One time in each of Pete Carroll's eight seasons in Seattle, the Seahawks have won a game with a final score that has never happened before in NFL history. The latest came last Sunday when the Seahawks beat the Colts 46-18, the first 46-18 game in league history.
The fact the Seahawks run of unique final scores has reached eight seasons is likely more remarkable than some of the strange scores they have been a part of.
"This is a significant stat. ... I think that's freaking awesome," Carroll said. "Isn't that cool? How does that happen? It could happen once or twice, but it's happened eight years in a row. I don't know if that's happened before.

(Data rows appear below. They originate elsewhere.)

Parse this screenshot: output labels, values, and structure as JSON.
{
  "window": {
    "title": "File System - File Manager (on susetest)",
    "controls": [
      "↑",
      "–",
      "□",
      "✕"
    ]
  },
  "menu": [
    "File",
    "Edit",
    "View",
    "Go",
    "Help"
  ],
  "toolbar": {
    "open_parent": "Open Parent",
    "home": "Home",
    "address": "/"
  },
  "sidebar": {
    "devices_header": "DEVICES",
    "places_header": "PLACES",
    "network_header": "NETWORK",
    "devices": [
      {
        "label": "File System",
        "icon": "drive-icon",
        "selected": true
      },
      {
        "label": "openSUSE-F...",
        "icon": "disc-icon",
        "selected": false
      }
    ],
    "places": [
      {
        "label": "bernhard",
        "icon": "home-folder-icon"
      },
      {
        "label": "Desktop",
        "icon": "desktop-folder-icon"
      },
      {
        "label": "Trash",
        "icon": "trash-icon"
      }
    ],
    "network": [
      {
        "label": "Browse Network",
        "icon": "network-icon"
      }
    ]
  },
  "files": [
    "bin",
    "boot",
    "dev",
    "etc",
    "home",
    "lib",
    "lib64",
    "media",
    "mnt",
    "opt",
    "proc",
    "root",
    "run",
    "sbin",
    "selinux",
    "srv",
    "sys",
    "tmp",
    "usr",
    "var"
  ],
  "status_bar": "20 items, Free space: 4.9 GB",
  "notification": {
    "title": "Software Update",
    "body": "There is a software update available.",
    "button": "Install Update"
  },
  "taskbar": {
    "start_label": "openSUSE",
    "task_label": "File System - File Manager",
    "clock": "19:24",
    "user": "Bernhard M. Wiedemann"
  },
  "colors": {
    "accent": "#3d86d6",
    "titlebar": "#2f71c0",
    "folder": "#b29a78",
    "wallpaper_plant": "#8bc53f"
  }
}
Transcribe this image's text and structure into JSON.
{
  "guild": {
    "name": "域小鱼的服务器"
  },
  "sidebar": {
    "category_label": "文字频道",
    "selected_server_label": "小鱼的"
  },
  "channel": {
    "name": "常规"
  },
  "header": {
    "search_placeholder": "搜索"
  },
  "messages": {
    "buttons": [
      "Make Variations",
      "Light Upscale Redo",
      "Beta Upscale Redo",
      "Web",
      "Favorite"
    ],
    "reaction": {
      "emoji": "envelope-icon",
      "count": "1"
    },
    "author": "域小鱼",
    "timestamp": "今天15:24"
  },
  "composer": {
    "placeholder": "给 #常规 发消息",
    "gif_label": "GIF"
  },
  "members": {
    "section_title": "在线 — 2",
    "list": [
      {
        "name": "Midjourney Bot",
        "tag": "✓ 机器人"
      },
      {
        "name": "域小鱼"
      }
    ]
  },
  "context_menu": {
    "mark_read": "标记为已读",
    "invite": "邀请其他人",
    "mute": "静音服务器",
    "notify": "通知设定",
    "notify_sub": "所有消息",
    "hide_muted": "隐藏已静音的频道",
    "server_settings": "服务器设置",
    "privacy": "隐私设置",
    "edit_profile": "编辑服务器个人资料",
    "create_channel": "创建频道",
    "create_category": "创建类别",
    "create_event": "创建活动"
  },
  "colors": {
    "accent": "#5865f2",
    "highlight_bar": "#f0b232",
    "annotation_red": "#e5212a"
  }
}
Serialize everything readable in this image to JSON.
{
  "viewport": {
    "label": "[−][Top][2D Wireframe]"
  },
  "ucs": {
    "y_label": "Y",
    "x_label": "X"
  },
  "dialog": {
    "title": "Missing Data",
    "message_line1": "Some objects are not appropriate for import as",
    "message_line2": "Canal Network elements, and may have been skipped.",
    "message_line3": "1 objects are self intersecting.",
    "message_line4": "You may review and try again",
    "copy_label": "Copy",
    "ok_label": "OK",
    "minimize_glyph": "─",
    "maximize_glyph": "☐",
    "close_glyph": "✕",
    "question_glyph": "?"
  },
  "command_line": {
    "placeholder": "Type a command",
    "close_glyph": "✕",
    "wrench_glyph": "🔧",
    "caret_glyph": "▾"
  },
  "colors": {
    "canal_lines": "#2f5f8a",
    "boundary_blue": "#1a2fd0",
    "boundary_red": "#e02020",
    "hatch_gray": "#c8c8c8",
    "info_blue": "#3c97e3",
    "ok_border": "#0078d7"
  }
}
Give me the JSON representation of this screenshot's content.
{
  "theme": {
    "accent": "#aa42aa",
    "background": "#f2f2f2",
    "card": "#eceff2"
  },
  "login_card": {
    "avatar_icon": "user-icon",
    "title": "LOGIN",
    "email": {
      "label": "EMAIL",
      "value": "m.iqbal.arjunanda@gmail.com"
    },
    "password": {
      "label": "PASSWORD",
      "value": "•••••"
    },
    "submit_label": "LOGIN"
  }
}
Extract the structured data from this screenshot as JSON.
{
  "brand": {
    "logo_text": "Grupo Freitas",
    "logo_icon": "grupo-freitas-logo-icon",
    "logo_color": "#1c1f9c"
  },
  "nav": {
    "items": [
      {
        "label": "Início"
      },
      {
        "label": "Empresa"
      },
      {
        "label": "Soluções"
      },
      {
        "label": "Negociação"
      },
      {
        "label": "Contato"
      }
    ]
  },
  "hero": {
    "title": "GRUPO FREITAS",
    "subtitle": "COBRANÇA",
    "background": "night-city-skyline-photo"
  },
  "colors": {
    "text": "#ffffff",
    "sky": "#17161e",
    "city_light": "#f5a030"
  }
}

I love that."
The other games: 2010 vs. Cardinals (36-18); 2011 vs. Giants (36-25); 2012 vs. Cardinals (58-0); 2013 vs. Broncos in Super Bowl (43-8); 2014 vs. Packers (36-16); 2015 vs. Steelers (39-30); and 2016 vs. 49ers (37-18).
IGNORING TRASH TALK: Eagles right tackle Lane Johnson is getting used to hearing opponents take shots at him for serving a 10-game suspension last year for violating the NFL's policy on performance-enhancing supplements. Johnson says Chargers defensive tackle Damion Square, a former teammate in 2013, called him "Roid Boy" when they met last Sunday.
"When we got on the field, we settled it," Johnson said. "He was joking and having fun, but it was still the kind of stuff that will kind of make you mad."
Johnson, the fourth overall pick in the 2013 draft, is a vital part of Philadelphia's offensive line. The Eagles were 5-1 with him last season, 2-8 without. They're 3-1 this season.
"I think I help this team," Johnson said. "I'm not trying to be arrogant. I think when I'm in there, I definitely help this team out."
AP Pro Football Writers Barry Wilner, Rob Maaddi and Josh Dubow, and Sports Writers David Ginsburg, Tim Booth, Dennis Waszak Jr. and Genaro C. Armas contributed.